That is, what three books have you read about computers and culture that have stood the test of time, and deserve to be read, or reread again?
I’ll get the ball rolling, with three that have had a profound impact on my thinking:
* Wealth of Networks, by Yochai Benkler
* Free Culture, by Lawrence Lessig
* Programming the Uviverse, by Seth Lloyd
If you have suggestions, why not post comments here, or Tweet with the hashtag: #digitalculturebooks.
Ever since Book Oven shifted focus in November 2009 to Bite-Size Edits, I have been wanting to write about one of the major reasons for the shift: my realization that:
a) the world needs an open book-publishing platform
b) rather than building from scratch at Book Oven, we should have started with WordPress, and built atop it.
I just published my thoughts about this on O’Reilly’s Tools of Change for Publishing blog. The key points are:
The key insights behind Book Oven were the following:
* publishing a book is (almost always) a collaborative enterprise
* online tools (should) make collaboration on making books easy(er)
* if you build a “book” in the cloud, using structured mark-up, then expression of that book in various forms (print, epub, pdf, mobipocket, html, etc), on various devices (including paper & print) becomes arbitrary, and should be nearly trivial
* further, if the “book” exists in the cloud, then the range of things that can be done with this “book” multiplies significantly
* if a system built on these ideals is implemented well, it will be transformative, both for professional publishing workflows, and for the emergence of a new grassroots of indie publishing.

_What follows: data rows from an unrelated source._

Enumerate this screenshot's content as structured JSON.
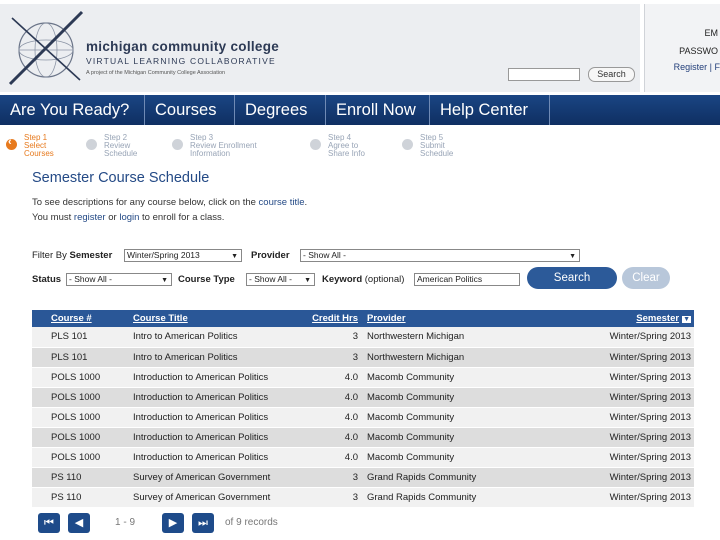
{
  "header": {
    "brand_name": "michigan community college",
    "brand_sub": "VIRTUAL LEARNING COLLABORATIVE",
    "brand_tag": "A project of the Michigan Community College Association",
    "login_email_label": "EM",
    "login_password_label": "PASSWO",
    "login_links": "Register | F",
    "search_button": "Search"
  },
  "nav": {
    "items": [
      "Are You Ready?",
      "Courses",
      "Degrees",
      "Enroll Now",
      "Help Center"
    ]
  },
  "steps": [
    {
      "line1": "Step 1",
      "line2": "Select",
      "line3": "Courses",
      "active": true
    },
    {
      "line1": "Step 2",
      "line2": "Review",
      "line3": "Schedule",
      "active": false
    },
    {
      "line1": "Step 3",
      "line2": "Review Enrollment",
      "line3": "Information",
      "active": false
    },
    {
      "line1": "Step 4",
      "line2": "Agree to",
      "line3": "Share Info",
      "active": false
    },
    {
      "line1": "Step 5",
      "line2": "Submit",
      "line3": "Schedule",
      "active": false
    }
  ],
  "page": {
    "title": "Semester Course Schedule",
    "intro1_pre": "To see descriptions for any course below, click on the ",
    "intro1_link": "course title",
    "intro1_post": ".",
    "intro2_pre": "You must ",
    "intro2_link1": "register",
    "intro2_mid": " or ",
    "intro2_link2": "login",
    "intro2_post": " to enroll for a class."
  },
  "filters": {
    "filter_by": "Filter By",
    "semester_label": "Semester",
    "semester_value": "Winter/Spring 2013",
    "provider_label": "Provider",
    "provider_value": "- Show All -",
    "status_label": "Status",
    "status_value": "- Show All -",
    "course_type_label": "Course Type",
    "course_type_value": "- Show All -",
    "keyword_label": "Keyword",
    "keyword_optional": "(optional)",
    "keyword_value": "American Politics",
    "search_button": "Search",
    "clear_button": "Clear"
  },
  "table": {
    "headers": [
      "Course #",
      "Course Title",
      "Credit Hrs",
      "Provider",
      "Semester"
    ],
    "rows": [
      [
        "PLS 101",
        "Intro to American Politics",
        "3",
        "Northwestern Michigan",
        "Winter/Spring 2013"
      ],
      [
        "PLS 101",
        "Intro to American Politics",
        "3",
        "Northwestern Michigan",
        "Winter/Spring 2013"
      ],
      [
        "POLS 1000",
        "Introduction to American Politics",
        "4.0",
        "Macomb Community",
        "Winter/Spring 2013"
      ],
      [
        "POLS 1000",
        "Introduction to American Politics",
        "4.0",
        "Macomb Community",
        "Winter/Spring 2013"
      ],
      [
        "POLS 1000",
        "Introduction to American Politics",
        "4.0",
        "Macomb Community",
        "Winter/Spring 2013"
      ],
      [
        "POLS 1000",
        "Introduction to American Politics",
        "4.0",
        "Macomb Community",
        "Winter/Spring 2013"
      ],
      [
        "POLS 1000",
        "Introduction to American Politics",
        "4.0",
        "Macomb Community",
        "Winter/Spring 2013"
      ],
      [
        "PS 110",
        "Survey of American Government",
        "3",
        "Grand Rapids Community",
        "Winter/Spring 2013"
      ],
      [
        "PS 110",
        "Survey of American Government",
        "3",
        "Grand Rapids Community",
        "Winter/Spring 2013"
      ]
    ]
  },
  "pagination": {
    "range": "1 - 9",
    "total": "of 9 records"
  },
  "colors": {
    "nav": "#1a4583",
    "accent_orange": "#e77a1e",
    "table_header": "#2a5797"
  }
}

I am still deeply committed to this vision. But I have shifted towards a belief that the above-described platform should be open source. Or at least, an open source version of such should exist.
WordPress, it seems, is an ideal candidate as a platform on which to build an open source, online, webby, book-publishing system. There may be other likely candidates, but WordPress has the following characteristic which suggest to me that it is an excellent place to start:

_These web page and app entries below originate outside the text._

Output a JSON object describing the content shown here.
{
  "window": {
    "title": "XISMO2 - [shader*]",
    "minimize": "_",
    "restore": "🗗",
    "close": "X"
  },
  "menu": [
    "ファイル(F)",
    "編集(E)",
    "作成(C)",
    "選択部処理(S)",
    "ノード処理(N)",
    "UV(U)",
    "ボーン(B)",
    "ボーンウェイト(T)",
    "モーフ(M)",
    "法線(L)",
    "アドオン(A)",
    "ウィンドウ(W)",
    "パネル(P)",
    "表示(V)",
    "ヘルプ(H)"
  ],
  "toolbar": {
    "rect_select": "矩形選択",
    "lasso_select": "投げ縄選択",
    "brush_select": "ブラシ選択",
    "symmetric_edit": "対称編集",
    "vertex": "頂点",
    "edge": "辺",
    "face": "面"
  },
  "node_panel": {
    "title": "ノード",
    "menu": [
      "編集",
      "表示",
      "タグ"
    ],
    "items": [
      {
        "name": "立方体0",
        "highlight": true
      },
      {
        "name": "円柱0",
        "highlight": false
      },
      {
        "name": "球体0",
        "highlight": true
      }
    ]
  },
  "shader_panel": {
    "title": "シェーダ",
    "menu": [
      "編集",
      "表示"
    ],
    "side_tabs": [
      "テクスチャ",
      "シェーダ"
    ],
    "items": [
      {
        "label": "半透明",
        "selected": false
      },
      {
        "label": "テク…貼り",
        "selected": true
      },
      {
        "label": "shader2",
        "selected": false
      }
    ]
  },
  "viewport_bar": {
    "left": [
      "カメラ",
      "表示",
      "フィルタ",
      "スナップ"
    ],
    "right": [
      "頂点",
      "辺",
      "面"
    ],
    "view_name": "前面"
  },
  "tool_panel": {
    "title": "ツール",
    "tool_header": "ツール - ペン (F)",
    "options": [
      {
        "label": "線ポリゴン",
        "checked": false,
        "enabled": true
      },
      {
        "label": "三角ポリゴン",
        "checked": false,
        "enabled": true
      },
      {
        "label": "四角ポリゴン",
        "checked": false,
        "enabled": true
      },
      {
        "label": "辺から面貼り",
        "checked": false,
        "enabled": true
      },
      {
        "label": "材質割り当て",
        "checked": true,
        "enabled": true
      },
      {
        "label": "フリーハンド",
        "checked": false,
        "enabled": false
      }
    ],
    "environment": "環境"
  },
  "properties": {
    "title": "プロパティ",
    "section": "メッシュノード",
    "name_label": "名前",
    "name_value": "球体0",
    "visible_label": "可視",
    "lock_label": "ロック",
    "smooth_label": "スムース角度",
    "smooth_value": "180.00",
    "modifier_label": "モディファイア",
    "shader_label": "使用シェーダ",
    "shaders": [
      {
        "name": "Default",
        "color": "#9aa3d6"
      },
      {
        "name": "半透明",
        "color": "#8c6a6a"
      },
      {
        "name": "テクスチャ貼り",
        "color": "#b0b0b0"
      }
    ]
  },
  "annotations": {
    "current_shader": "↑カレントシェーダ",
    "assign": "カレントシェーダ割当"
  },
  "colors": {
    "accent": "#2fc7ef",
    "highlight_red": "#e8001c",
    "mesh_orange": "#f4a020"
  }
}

* it is a familiar and comfortable tool to most writers and publishers who are at all engaged online
* it is a stable platform that can handle just about any scale of traffic you can throw at it (the New York Times, for instance, runs on a heavily-hacked version of WordPress)
* it is open source
* through its plugin architecture, it is infinitely extensible
* through its template architecture, it is infinitely stylable
* through WordPress Mu, it isinfinitely scalable it has a huge, world-wide community of committed developers
* existing plugins and plugin suites already achieve much of what would bewanted in a WordPress-based book publishing system.
And elaborating more fully, here is a list of plugins such a system would need:
1. robust version control
2. digress.it (based on the old commentpress)- to allow para by para commenting for editors, and later, if desired, for readers
3. wordpress –> epub conversion
4. wordpress –> ~LaTeX –> print-ready pdf conversion (or similar)
5. wordpress –> InDesign-compliant mark-up conversion
6. book-friendly front-end template(s) (including Table of Contents, Title page etc)
7. generation of a download/(sales?) page that lists available formats (epub, html, pdf etc)
8. table of contents generator
9. a book metadata generation/management tool (ONYX, OPDS compliant?)
This list of plugins can continue, subject to the interest of developers, and the needs of users of such a system.
You can read the whole thing here.
And props to John Maxwell and his students at the Simon Fraser Masters of Publishing Program for actually building a protoype and publishing a book with it. Also, do head over to Leanpub.com and see another implementation of something similar.